(Data entries)
..............................

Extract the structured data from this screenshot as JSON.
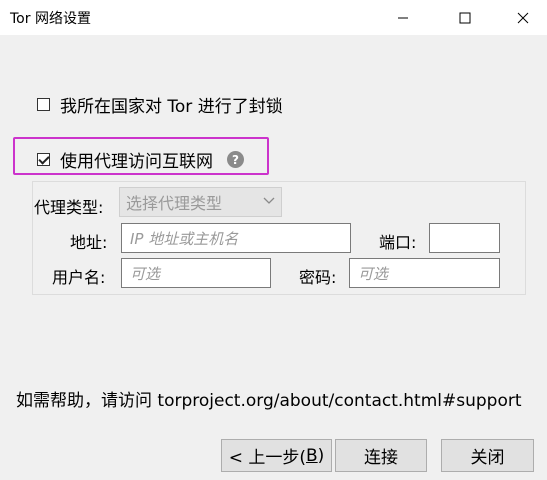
{
  "window": {
    "title": "Tor 网络设置"
  },
  "options": {
    "blocked_label": "我所在国家对 Tor 进行了封锁",
    "blocked_checked": false,
    "proxy_label": "使用代理访问互联网",
    "proxy_checked": true,
    "help_glyph": "?"
  },
  "proxy": {
    "type_label": "代理类型:",
    "type_value": "选择代理类型",
    "address_label": "地址:",
    "address_placeholder": "IP 地址或主机名",
    "port_label": "端口:",
    "port_value": "",
    "username_label": "用户名:",
    "username_placeholder": "可选",
    "password_label": "密码:",
    "password_placeholder": "可选"
  },
  "help": {
    "text": "如需帮助，请访问 torproject.org/about/contact.html#support"
  },
  "buttons": {
    "back_prefix": "< 上一步(",
    "back_key": "B",
    "back_suffix": ")",
    "connect": "连接",
    "close": "关闭"
  },
  "icons": {
    "minimize": "minimize-icon",
    "maximize": "maximize-icon",
    "close": "close-icon",
    "help": "help-icon",
    "dropdown": "chevron-down-icon"
  },
  "colors": {
    "highlight": "#cc33cc",
    "background": "#f0f0f0"
  }
}
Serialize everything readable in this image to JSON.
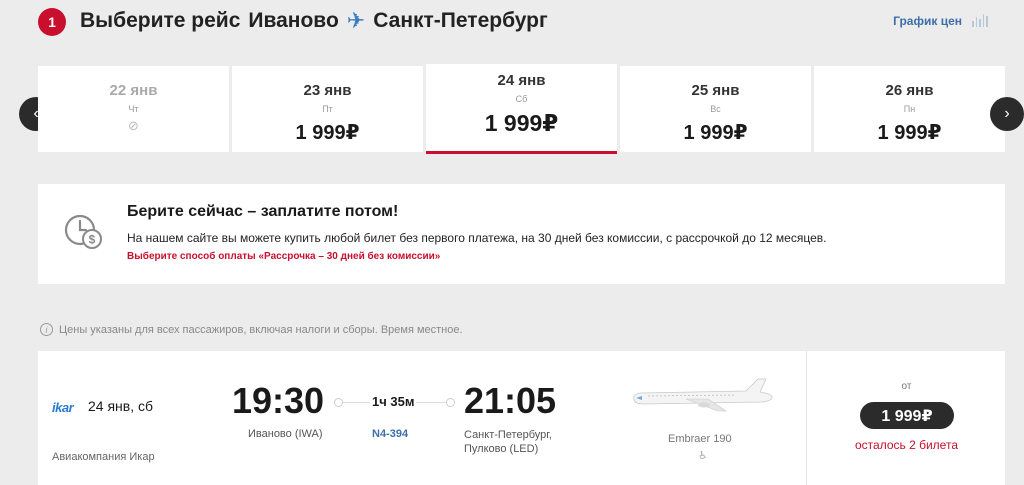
{
  "header": {
    "step": "1",
    "title_prefix": "Выберите рейс",
    "from_city": "Иваново",
    "to_city": "Санкт-Петербург",
    "price_chart_link": "График цен"
  },
  "dates": [
    {
      "date": "22 янв",
      "day": "Чт",
      "price": "",
      "available": false
    },
    {
      "date": "23 янв",
      "day": "Пт",
      "price": "1 999₽",
      "available": true
    },
    {
      "date": "24 янв",
      "day": "Сб",
      "price": "1 999₽",
      "available": true,
      "selected": true
    },
    {
      "date": "25 янв",
      "day": "Вс",
      "price": "1 999₽",
      "available": true
    },
    {
      "date": "26 янв",
      "day": "Пн",
      "price": "1 999₽",
      "available": true
    }
  ],
  "promo": {
    "title": "Берите сейчас – заплатите потом!",
    "text": "На нашем сайте вы можете купить любой билет без первого платежа, на 30 дней без комиссии, с рассрочкой до 12 месяцев.",
    "link": "Выберите способ оплаты «Рассрочка – 30 дней без комиссии»"
  },
  "price_note": "Цены указаны для всех пассажиров, включая налоги и сборы. Время местное.",
  "flight": {
    "airline_logo": "ikar",
    "date": "24 янв, сб",
    "airline_name": "Авиакомпания Икар",
    "departure_time": "19:30",
    "departure_airport": "Иваново (IWA)",
    "duration": "1ч 35м",
    "flight_number": "N4-394",
    "arrival_time": "21:05",
    "arrival_city": "Санкт-Петербург,",
    "arrival_airport": "Пулково (LED)",
    "aircraft": "Embraer 190",
    "from_label": "от",
    "price": "1 999₽",
    "seats_left": "осталось 2 билета"
  },
  "colors": {
    "accent": "#c8102e",
    "link": "#3d6fa8",
    "background": "#ececec",
    "dark": "#2b2b2b"
  }
}
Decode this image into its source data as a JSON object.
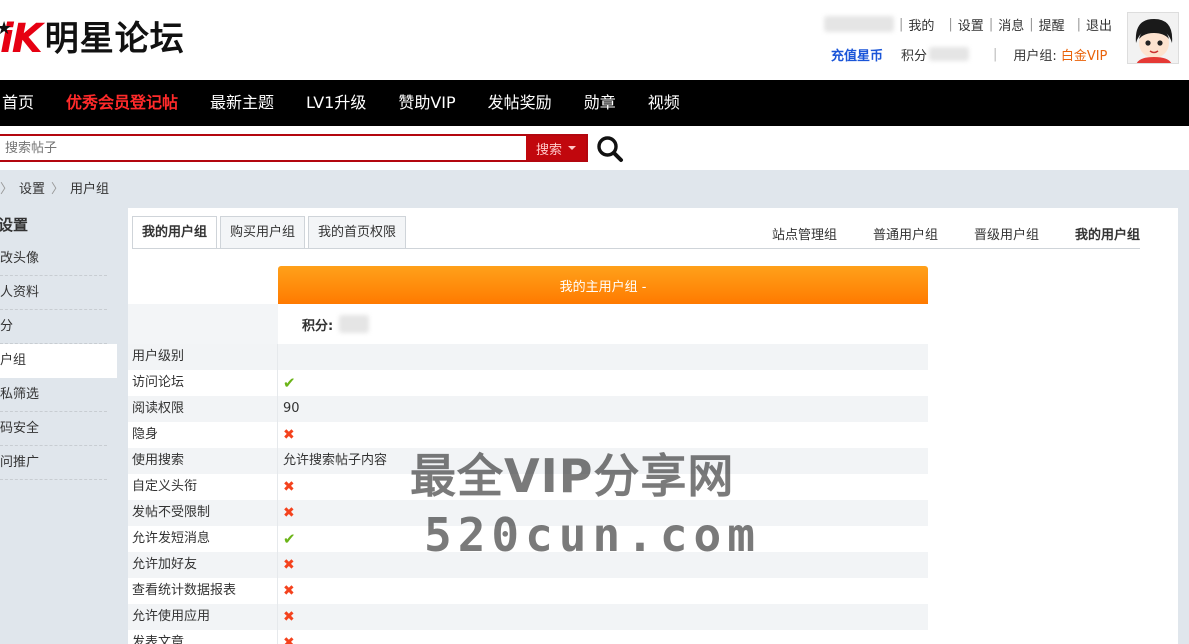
{
  "logo": {
    "mark": "iK",
    "text": "明星论坛"
  },
  "user_links": [
    "我的",
    "设置",
    "消息",
    "提醒",
    "退出"
  ],
  "user_line2": {
    "recharge": "充值星币",
    "credit_label": "积分",
    "group_label": "用户组:",
    "group_value": "白金VIP"
  },
  "nav": [
    "首页",
    "优秀会员登记帖",
    "最新主题",
    "LV1升级",
    "赞助VIP",
    "发帖奖励",
    "勋章",
    "视频"
  ],
  "search": {
    "placeholder": "搜索帖子",
    "button": "搜索"
  },
  "breadcrumb": [
    "设置",
    "用户组"
  ],
  "sidebar": {
    "title": "设置",
    "items": [
      "修改头像",
      "个人资料",
      "积分",
      "用户组",
      "隐私筛选",
      "密码安全",
      "访问推广"
    ],
    "active": "用户组"
  },
  "tabs": [
    "我的用户组",
    "购买用户组",
    "我的首页权限"
  ],
  "group_links": [
    "站点管理组",
    "普通用户组",
    "晋级用户组",
    "我的用户组"
  ],
  "table": {
    "header": "我的主用户组 -",
    "credit_label": "积分:",
    "rows": [
      {
        "label": "用户级别",
        "value": "",
        "type": "text"
      },
      {
        "label": "访问论坛",
        "value": "✔",
        "type": "ok"
      },
      {
        "label": "阅读权限",
        "value": "90",
        "type": "text"
      },
      {
        "label": "隐身",
        "value": "✖",
        "type": "no"
      },
      {
        "label": "使用搜索",
        "value": "允许搜索帖子内容",
        "type": "text"
      },
      {
        "label": "自定义头衔",
        "value": "✖",
        "type": "no"
      },
      {
        "label": "发帖不受限制",
        "value": "✖",
        "type": "no"
      },
      {
        "label": "允许发短消息",
        "value": "✔",
        "type": "ok"
      },
      {
        "label": "允许加好友",
        "value": "✖",
        "type": "no"
      },
      {
        "label": "查看统计数据报表",
        "value": "✖",
        "type": "no"
      },
      {
        "label": "允许使用应用",
        "value": "✖",
        "type": "no"
      },
      {
        "label": "发表文章",
        "value": "✖",
        "type": "no"
      }
    ]
  },
  "watermark": {
    "line1": "最全VIP分享网",
    "line2": "520cun.com"
  },
  "colors": {
    "nav_bg": "#000000",
    "highlight": "#ff2a2a",
    "search_border": "#b3070f",
    "header_orange": "#ff8c0a",
    "ok": "#6bb418",
    "no": "#f4421d",
    "vip": "#e9630b"
  }
}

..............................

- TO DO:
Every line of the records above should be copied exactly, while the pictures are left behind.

- PROBLEM SOLUTION:
Extract the structured data from this screenshot as JSON.
{
  "window": {
    "title": "Tor 网络设置"
  },
  "options": {
    "blocked_label": "我所在国家对 Tor 进行了封锁",
    "blocked_checked": false,
    "proxy_label": "使用代理访问互联网",
    "proxy_checked": true,
    "help_glyph": "?"
  },
  "proxy": {
    "type_label": "代理类型:",
    "type_value": "选择代理类型",
    "address_label": "地址:",
    "address_placeholder": "IP 地址或主机名",
    "port_label": "端口:",
    "port_value": "",
    "username_label": "用户名:",
    "username_placeholder": "可选",
    "password_label": "密码:",
    "password_placeholder": "可选"
  },
  "help": {
    "text": "如需帮助，请访问 torproject.org/about/contact.html#support"
  },
  "buttons": {
    "back_prefix": "< 上一步(",
    "back_key": "B",
    "back_suffix": ")",
    "connect": "连接",
    "close": "关闭"
  },
  "icons": {
    "minimize": "minimize-icon",
    "maximize": "maximize-icon",
    "close": "close-icon",
    "help": "help-icon",
    "dropdown": "chevron-down-icon"
  },
  "colors": {
    "highlight": "#cc33cc",
    "background": "#f0f0f0"
  }
}
Serialize everything readable in this image to JSON.
{
  "header": {
    "step": "1",
    "title_prefix": "Выберите рейс",
    "from_city": "Иваново",
    "to_city": "Санкт-Петербург",
    "price_chart_link": "График цен"
  },
  "dates": [
    {
      "date": "22 янв",
      "day": "Чт",
      "price": "",
      "available": false
    },
    {
      "date": "23 янв",
      "day": "Пт",
      "price": "1 999₽",
      "available": true
    },
    {
      "date": "24 янв",
      "day": "Сб",
      "price": "1 999₽",
      "available": true,
      "selected": true
    },
    {
      "date": "25 янв",
      "day": "Вс",
      "price": "1 999₽",
      "available": true
    },
    {
      "date": "26 янв",
      "day": "Пн",
      "price": "1 999₽",
      "available": true
    }
  ],
  "promo": {
    "title": "Берите сейчас – заплатите потом!",
    "text": "На нашем сайте вы можете купить любой билет без первого платежа, на 30 дней без комиссии, с рассрочкой до 12 месяцев.",
    "link": "Выберите способ оплаты «Рассрочка – 30 дней без комиссии»"
  },
  "price_note": "Цены указаны для всех пассажиров, включая налоги и сборы. Время местное.",
  "flight": {
    "airline_logo": "ikar",
    "date": "24 янв, сб",
    "airline_name": "Авиакомпания Икар",
    "departure_time": "19:30",
    "departure_airport": "Иваново (IWA)",
    "duration": "1ч 35м",
    "flight_number": "N4-394",
    "arrival_time": "21:05",
    "arrival_city": "Санкт-Петербург,",
    "arrival_airport": "Пулково (LED)",
    "aircraft": "Embraer 190",
    "from_label": "от",
    "price": "1 999₽",
    "seats_left": "осталось 2 билета"
  },
  "colors": {
    "accent": "#c8102e",
    "link": "#3d6fa8",
    "background": "#ececec",
    "dark": "#2b2b2b"
  }
}
Decode this image into its source data as a JSON object.
{
  "logo": {
    "mark": "iK",
    "text": "明星论坛"
  },
  "user_links": [
    "我的",
    "设置",
    "消息",
    "提醒",
    "退出"
  ],
  "user_line2": {
    "recharge": "充值星币",
    "credit_label": "积分",
    "group_label": "用户组:",
    "group_value": "白金VIP"
  },
  "nav": [
    "首页",
    "优秀会员登记帖",
    "最新主题",
    "LV1升级",
    "赞助VIP",
    "发帖奖励",
    "勋章",
    "视频"
  ],
  "search": {
    "placeholder": "搜索帖子",
    "button": "搜索"
  },
  "breadcrumb": [
    "设置",
    "用户组"
  ],
  "sidebar": {
    "title": "设置",
    "items": [
      "修改头像",
      "个人资料",
      "积分",
      "用户组",
      "隐私筛选",
      "密码安全",
      "访问推广"
    ],
    "active": "用户组"
  },
  "tabs": [
    "我的用户组",
    "购买用户组",
    "我的首页权限"
  ],
  "group_links": [
    "站点管理组",
    "普通用户组",
    "晋级用户组",
    "我的用户组"
  ],
  "table": {
    "header": "我的主用户组 -",
    "credit_label": "积分:",
    "rows": [
      {
        "label": "用户级别",
        "value": "",
        "type": "text"
      },
      {
        "label": "访问论坛",
        "value": "✔",
        "type": "ok"
      },
      {
        "label": "阅读权限",
        "value": "90",
        "type": "text"
      },
      {
        "label": "隐身",
        "value": "✖",
        "type": "no"
      },
      {
        "label": "使用搜索",
        "value": "允许搜索帖子内容",
        "type": "text"
      },
      {
        "label": "自定义头衔",
        "value": "✖",
        "type": "no"
      },
      {
        "label": "发帖不受限制",
        "value": "✖",
        "type": "no"
      },
      {
        "label": "允许发短消息",
        "value": "✔",
        "type": "ok"
      },
      {
        "label": "允许加好友",
        "value": "✖",
        "type": "no"
      },
      {
        "label": "查看统计数据报表",
        "value": "✖",
        "type": "no"
      },
      {
        "label": "允许使用应用",
        "value": "✖",
        "type": "no"
      },
      {
        "label": "发表文章",
        "value": "✖",
        "type": "no"
      }
    ]
  },
  "watermark": {
    "line1": "最全VIP分享网",
    "line2": "520cun.com"
  },
  "colors": {
    "nav_bg": "#000000",
    "highlight": "#ff2a2a",
    "search_border": "#b3070f",
    "header_orange": "#ff8c0a",
    "ok": "#6bb418",
    "no": "#f4421d",
    "vip": "#e9630b"
  }
}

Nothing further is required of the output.